TASK PROMPT:
Go through the lines below and copy each one that holds the string "JSON".

MATERIAL FOR THIS EXERCISE:
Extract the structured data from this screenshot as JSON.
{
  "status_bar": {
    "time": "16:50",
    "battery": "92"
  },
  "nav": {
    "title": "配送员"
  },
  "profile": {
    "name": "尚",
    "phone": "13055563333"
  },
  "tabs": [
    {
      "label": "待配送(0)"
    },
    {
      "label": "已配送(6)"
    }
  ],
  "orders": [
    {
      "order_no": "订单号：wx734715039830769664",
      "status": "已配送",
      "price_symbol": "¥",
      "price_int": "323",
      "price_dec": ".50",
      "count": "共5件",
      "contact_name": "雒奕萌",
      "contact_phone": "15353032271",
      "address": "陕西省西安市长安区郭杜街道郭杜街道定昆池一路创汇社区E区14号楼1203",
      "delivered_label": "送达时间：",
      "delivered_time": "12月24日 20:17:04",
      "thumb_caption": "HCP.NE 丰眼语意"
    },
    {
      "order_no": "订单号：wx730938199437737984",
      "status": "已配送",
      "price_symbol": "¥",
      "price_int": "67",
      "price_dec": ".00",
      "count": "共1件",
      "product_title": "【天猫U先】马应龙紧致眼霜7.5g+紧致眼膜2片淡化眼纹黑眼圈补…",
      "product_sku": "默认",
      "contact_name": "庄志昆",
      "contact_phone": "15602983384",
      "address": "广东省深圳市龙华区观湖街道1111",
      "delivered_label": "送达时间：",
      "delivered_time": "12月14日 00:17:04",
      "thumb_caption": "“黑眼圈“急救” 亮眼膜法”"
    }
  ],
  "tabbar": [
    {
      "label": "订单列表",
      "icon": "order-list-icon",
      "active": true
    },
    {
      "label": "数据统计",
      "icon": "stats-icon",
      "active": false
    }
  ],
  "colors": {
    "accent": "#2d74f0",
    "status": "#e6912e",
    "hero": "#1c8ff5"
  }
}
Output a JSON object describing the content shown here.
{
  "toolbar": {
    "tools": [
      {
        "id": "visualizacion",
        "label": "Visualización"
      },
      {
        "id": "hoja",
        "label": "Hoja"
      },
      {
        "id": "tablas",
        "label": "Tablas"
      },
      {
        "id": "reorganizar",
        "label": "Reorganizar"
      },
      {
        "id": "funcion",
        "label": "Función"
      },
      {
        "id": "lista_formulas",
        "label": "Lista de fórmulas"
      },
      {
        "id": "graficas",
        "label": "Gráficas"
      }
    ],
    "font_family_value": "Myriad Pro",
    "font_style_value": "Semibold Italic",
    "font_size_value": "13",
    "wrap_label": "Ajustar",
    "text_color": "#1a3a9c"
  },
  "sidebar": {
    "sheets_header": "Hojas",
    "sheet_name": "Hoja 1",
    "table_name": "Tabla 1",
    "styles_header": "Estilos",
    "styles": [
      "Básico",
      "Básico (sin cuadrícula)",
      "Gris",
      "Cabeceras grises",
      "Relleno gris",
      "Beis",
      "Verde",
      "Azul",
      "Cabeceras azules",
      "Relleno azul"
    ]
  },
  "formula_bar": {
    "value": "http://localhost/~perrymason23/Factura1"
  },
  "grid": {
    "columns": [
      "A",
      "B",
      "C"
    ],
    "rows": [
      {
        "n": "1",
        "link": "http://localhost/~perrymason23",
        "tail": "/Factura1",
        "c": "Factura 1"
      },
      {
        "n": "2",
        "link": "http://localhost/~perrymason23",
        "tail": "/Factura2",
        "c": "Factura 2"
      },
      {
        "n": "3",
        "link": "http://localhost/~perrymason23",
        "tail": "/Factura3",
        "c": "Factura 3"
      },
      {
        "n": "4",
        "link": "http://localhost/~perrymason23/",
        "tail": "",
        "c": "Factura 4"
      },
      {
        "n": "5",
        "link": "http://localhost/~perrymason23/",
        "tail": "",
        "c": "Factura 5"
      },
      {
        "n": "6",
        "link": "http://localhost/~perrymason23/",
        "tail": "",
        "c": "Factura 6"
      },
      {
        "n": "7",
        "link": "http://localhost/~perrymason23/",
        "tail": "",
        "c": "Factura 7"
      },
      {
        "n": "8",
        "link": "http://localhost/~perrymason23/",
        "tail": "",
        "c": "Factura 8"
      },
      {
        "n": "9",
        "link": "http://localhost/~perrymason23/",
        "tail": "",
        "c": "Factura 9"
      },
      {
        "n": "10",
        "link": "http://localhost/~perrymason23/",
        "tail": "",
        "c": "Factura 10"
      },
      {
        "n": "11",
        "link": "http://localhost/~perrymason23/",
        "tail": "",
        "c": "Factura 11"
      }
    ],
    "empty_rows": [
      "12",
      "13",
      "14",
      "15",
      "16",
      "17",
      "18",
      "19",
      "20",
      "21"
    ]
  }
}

SOLUTION FOR THIS TASK:
Extract the structured data from this screenshot as JSON.
Output a JSON object describing the content shown here.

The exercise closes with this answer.